The CDC has issued measles travel advisories for both the Philippines and Vietnam. Vietnam has recorded more than 18,000 measles cases in 2014, and the Philippines more than 58,000 illnesses and 110 deaths.
State officials this week cautioned those who were planning spring-break trips to double-check whether their vaccinations were up to date – especially for those "heading to the Philippines or other countries where measles outbreaks are occurring."
More information on recommended vaccinations before travel can be found on the U.S. Centers for Disease Control and Prevention website.

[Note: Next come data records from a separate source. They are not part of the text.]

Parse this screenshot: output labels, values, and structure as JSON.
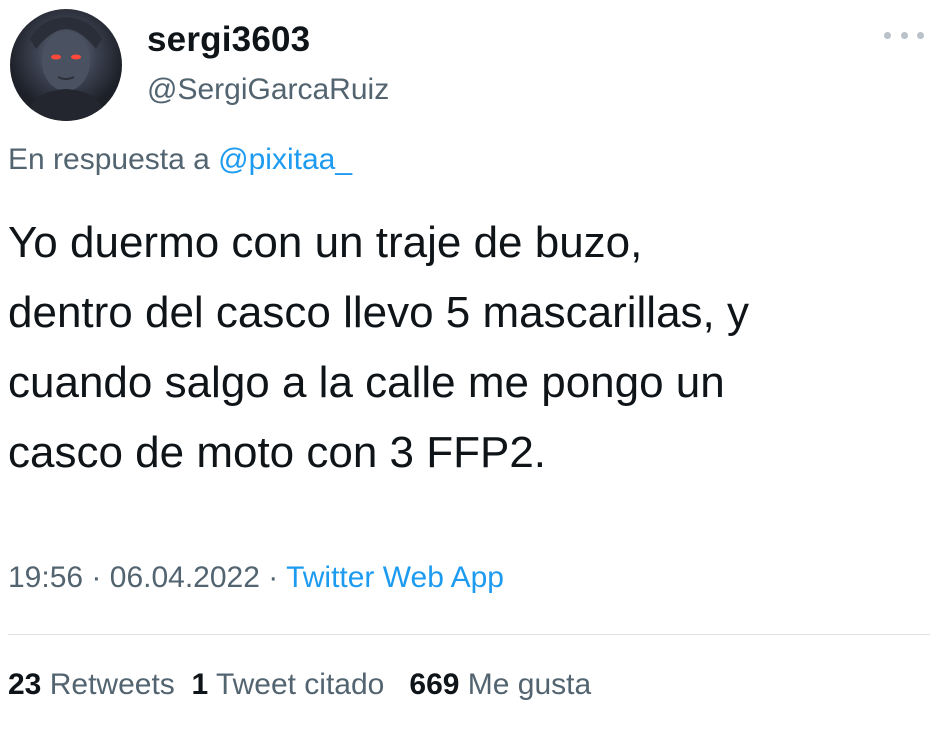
{
  "author": {
    "display_name": "sergi3603",
    "handle": "@SergiGarcaRuiz",
    "avatar_icon": "profile-avatar"
  },
  "more_icon": "more-horizontal-icon",
  "reply": {
    "prefix": "En respuesta a",
    "mention": "@pixitaa_"
  },
  "tweet": {
    "text": "Yo duermo con un traje de buzo,\ndentro del casco llevo 5 mascarillas, y\ncuando salgo a la calle me pongo un\ncasco de moto con 3 FFP2."
  },
  "meta": {
    "time": "19:56",
    "separator": "·",
    "date": "06.04.2022",
    "source": "Twitter Web App"
  },
  "stats": {
    "retweets_count": "23",
    "retweets_label": "Retweets",
    "quotes_count": "1",
    "quotes_label": "Tweet citado",
    "likes_count": "669",
    "likes_label": "Me gusta"
  },
  "colors": {
    "text": "#0f1419",
    "secondary": "#536471",
    "link": "#1d9bf0",
    "divider": "#dfe3e6"
  }
}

Symptoms of measles include fever as high as 105 degrees Fahrenheit, cough, runny nose, redness of eyes, and a rash that begins at the head and spreads to the rest of the body. It can lead to inflammation of the brain, pneumonia and death.
Officials can take steps to protect unvaccinated people if their exposure to the measles virus is known. If caught within three days of exposure, a measles vaccine can provide protection from illness. Within six days of exposure, getting a substance called immunoglobulin -- concentrated antibodies extracted from donated blood that boost the immune system -- also can protect the patient, experts said.
Those who suspect they have the measles are urged to first call their healthcare provider before going to a clinic, enabling caregivers to make special preparations so patients don't risk infecting others in the waiting room.